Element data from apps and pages
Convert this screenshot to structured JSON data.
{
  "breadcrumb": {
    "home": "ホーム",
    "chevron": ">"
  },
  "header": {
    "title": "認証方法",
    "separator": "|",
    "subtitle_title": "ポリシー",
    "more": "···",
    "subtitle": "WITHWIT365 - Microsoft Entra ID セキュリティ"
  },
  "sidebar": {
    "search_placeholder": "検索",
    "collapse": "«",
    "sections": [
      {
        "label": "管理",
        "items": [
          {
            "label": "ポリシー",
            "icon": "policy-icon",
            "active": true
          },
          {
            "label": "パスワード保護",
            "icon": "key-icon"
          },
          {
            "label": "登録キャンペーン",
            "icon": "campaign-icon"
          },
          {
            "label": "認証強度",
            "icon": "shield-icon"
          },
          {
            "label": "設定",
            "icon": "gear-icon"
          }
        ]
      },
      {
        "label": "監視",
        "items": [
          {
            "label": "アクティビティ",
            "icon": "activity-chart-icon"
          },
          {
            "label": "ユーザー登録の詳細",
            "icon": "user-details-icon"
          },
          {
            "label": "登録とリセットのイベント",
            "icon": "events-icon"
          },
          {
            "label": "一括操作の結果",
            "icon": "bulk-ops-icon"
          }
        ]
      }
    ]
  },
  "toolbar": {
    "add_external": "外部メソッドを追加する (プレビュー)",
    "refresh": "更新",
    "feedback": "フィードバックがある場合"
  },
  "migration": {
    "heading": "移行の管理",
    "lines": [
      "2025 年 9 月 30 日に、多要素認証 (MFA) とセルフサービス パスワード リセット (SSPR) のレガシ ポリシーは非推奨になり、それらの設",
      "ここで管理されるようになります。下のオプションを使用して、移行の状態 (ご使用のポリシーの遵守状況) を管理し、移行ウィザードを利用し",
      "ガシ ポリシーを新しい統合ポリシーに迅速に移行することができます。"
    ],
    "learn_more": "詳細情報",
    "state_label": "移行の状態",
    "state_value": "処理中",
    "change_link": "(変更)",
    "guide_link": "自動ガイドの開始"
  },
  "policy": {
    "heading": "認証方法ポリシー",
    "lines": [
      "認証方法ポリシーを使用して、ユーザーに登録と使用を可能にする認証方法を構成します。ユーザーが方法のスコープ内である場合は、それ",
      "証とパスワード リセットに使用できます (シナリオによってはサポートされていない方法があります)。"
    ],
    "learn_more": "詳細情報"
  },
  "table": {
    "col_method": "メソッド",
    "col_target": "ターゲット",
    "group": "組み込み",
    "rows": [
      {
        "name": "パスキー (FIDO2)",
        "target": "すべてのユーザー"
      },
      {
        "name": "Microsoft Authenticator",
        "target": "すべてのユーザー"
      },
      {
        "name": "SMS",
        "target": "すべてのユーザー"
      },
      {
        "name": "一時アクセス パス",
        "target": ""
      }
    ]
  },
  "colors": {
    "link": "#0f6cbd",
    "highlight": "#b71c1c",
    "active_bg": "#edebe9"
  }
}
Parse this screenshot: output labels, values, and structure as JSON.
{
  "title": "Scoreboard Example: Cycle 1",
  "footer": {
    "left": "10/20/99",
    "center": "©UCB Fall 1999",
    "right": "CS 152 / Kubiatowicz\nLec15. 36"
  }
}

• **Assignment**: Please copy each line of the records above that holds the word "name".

• **Reply**:
        "name": "パスキー (FIDO2)",
        "name": "Microsoft Authenticator",
        "name": "SMS",
        "name": "一時アクセス パス",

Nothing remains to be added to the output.